Eli Spevak Sabin Green before its transformation. The new view from the street.
The project is home to a diverse group, including a young couple, retirees, a single woman, and a small family. Residents Laura Ford and Josh Devine paid just under $150,000 for their 530-square-foot home. They downsized from a 700-square-foot apartment, but see the loss of square footage as worth the cost. “If you live by yourself, you might not be able to afford the brick plaza, the teahouse, the gardens,” Devine told The Oregonian.
Ruth’s Garden Cottages — covered by Sightline here — takes tiny-home communities to another level. On a 50-by-100-foot lot in Northeast Portland that housed one small dwelling, Orange Splotadded two tiny cottages, each less than 200 square feet in size. The miniature structures have room for a sleeping loft, a bathroom, and a well-proportioned front porch. The cottages make use of the kitchen in the main home. A shared garden takes up the front 50 feet of the lot.
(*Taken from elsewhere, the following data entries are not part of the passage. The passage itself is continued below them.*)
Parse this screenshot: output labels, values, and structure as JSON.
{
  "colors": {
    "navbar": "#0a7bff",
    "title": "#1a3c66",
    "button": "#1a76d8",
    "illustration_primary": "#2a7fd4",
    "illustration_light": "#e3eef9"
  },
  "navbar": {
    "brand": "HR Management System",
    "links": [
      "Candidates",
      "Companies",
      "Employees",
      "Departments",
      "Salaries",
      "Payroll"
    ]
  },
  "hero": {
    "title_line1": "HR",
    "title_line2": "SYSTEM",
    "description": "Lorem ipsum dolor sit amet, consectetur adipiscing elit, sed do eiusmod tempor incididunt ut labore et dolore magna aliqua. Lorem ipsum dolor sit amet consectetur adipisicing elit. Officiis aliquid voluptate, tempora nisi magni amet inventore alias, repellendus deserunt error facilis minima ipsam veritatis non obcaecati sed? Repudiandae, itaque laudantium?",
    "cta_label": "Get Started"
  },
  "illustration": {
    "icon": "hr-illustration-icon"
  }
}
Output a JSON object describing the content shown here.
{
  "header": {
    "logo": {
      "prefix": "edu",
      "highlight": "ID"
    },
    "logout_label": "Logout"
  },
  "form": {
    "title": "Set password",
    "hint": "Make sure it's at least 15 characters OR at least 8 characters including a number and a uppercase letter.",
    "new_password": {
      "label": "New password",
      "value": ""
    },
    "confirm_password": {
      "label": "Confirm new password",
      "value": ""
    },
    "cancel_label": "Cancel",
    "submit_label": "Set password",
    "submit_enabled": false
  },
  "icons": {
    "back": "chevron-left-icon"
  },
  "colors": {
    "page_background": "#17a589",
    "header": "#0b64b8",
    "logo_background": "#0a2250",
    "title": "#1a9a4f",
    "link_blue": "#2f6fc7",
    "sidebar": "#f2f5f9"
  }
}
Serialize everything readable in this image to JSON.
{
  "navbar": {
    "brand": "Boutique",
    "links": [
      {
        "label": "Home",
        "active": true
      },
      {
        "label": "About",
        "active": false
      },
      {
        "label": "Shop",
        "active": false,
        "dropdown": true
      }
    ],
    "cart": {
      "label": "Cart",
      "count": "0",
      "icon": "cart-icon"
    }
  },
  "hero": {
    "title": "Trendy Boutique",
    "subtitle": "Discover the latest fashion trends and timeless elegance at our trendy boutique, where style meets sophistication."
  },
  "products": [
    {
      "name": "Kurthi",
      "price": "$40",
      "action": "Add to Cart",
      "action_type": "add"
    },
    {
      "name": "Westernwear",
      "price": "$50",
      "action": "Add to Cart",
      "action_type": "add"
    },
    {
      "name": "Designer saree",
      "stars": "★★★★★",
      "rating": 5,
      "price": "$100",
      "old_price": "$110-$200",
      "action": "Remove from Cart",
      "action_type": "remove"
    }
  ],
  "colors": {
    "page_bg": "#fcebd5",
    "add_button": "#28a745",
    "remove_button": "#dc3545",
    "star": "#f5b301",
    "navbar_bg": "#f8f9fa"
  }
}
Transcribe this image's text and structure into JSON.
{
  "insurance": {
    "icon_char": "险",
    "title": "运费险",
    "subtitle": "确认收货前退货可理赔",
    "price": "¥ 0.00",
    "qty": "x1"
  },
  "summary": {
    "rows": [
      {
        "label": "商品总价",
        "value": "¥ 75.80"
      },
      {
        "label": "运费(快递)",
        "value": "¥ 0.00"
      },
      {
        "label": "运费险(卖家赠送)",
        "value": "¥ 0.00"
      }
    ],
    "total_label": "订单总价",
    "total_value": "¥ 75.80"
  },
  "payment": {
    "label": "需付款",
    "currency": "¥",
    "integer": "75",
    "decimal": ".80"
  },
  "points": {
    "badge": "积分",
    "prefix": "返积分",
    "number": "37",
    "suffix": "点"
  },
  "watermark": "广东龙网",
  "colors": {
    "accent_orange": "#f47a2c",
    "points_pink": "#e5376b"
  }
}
The recession and housing crisis, combined with changing demographics, have led many of us to reevaluate what we want in a home. More and more folks are looking for homes within walking distance of jobs, stores, and transit — and have proven willing to trade square footage for a vibrant neighborhood. At the same time, millennials increasingly look for alternatives to the car; baby boomers have reached the age where they don’t need a big home in the ‘burbs; and more and more families are choosing to live in multi-generational households.
Tiny houses are a great solution for all these needs. So whether you are a recent graduate wanting to be free from high rent, or a family looking to live without a mortgage, or you want to turn your detached garage into a mother-in-law suite, a small home might be for you. As Marcus Barksdale, who built his own small home in Asheville, N.C., said in this interview: “It would be really neat if more people sought to have smaller spaces, because it would free them up for a larger life.”
Alyse Nelson is a city planner for a small town in Kitsap County, Wash.